WHAT YOU SHOULD DO -> The records appear below. Report how many of their lines contain the word "PolicyPal", giving the number alone.

[Excerpts from an interface dataset]
%%

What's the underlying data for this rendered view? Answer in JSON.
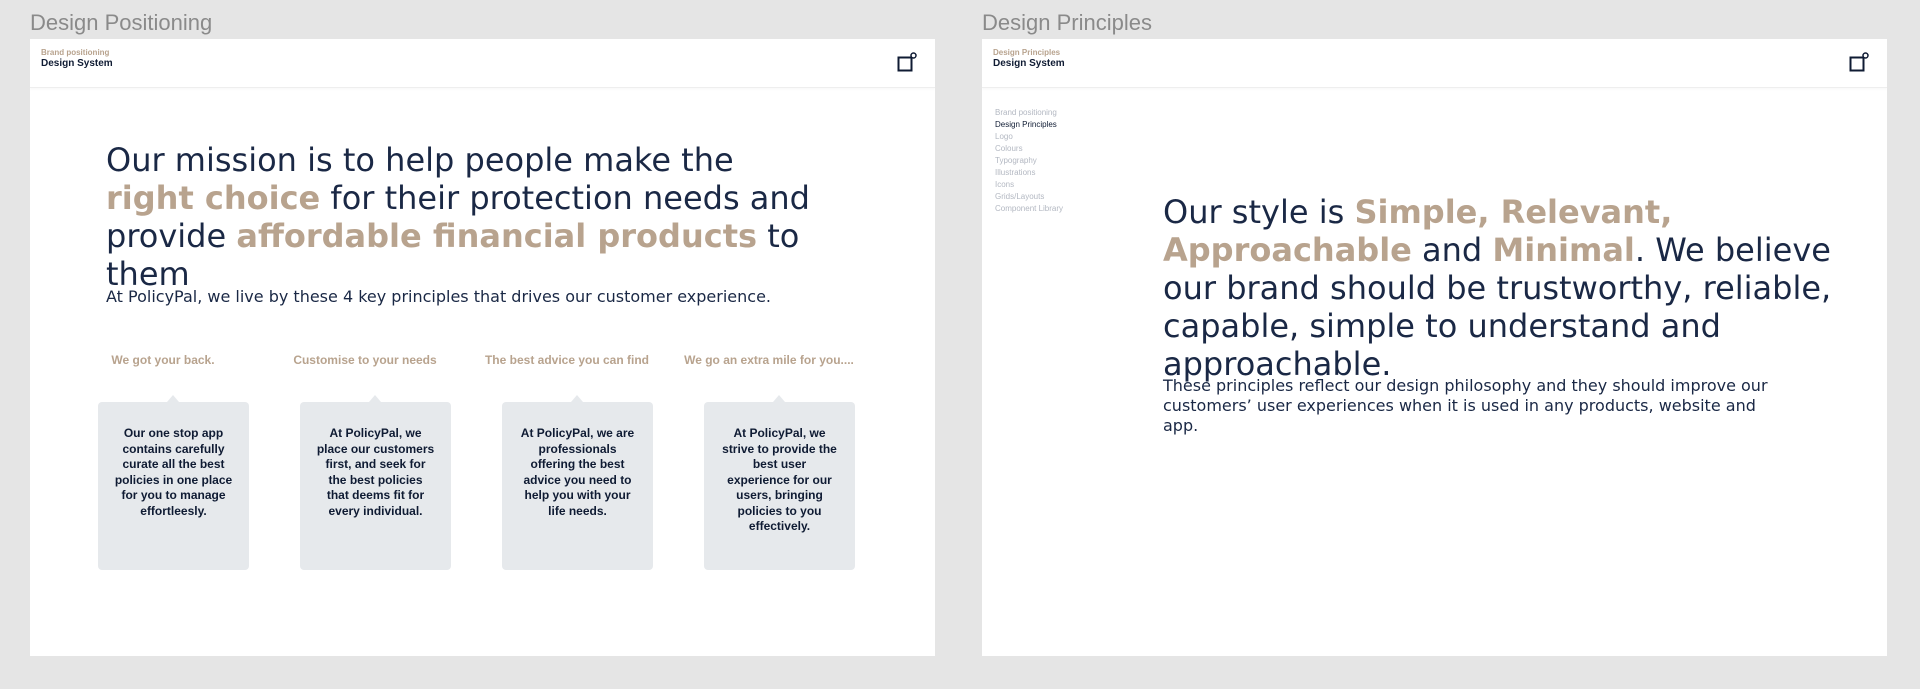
{
  "frames": [
    {
      "title": "Design Positioning",
      "header": {
        "subtitle": "Brand positioning",
        "title": "Design System"
      },
      "mission": {
        "part1": "Our mission is to help people make the ",
        "accent1": "right choice",
        "part2": " for their protection needs and provide ",
        "accent2": "affordable financial products",
        "part3": " to them"
      },
      "intro": "At PolicyPal, we live by these 4 key principles that drives our customer experience.",
      "principles": [
        {
          "title": "We got your back.",
          "text": "Our one stop app contains carefully curate all the best policies in one place for you to manage effortleesly."
        },
        {
          "title": "Customise to your needs",
          "text": "At PolicyPal, we place our customers first, and seek for the best policies that deems fit for every individual."
        },
        {
          "title": "The best advice you can find",
          "text": "At PolicyPal, we are professionals offering the best advice you need to help you with your life needs."
        },
        {
          "title": "We go an extra mile for you....",
          "text": "At PolicyPal, we strive to provide the best user experience for our users, bringing policies to you effectively."
        }
      ]
    },
    {
      "title": "Design Principles",
      "header": {
        "subtitle": "Design Principles",
        "title": "Design System"
      },
      "nav": [
        "Brand positioning",
        "Design Principles",
        "Logo",
        "Colours",
        "Typography",
        "Illustrations",
        "Icons",
        "Grids/Layouts",
        "Component Library"
      ],
      "style": {
        "part1": "Our style is ",
        "accent1": "Simple, Relevant, Approachable",
        "part2": " and ",
        "accent2": "Minimal",
        "part3": ". We believe our brand should be trustworthy, reliable, capable, simple to understand and approachable."
      },
      "philosophy": "These principles reflect our design philosophy and they should improve our customers’ user experiences when it is used in any products, website and app."
    }
  ],
  "colors": {
    "accent": "#b8a38e",
    "navy": "#1a2845",
    "card": "#e6e9ec",
    "canvas": "#e5e5e5"
  },
  "icons": {
    "header": "expand-window-icon"
  }
}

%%

SOLVED PROBLEM -> 4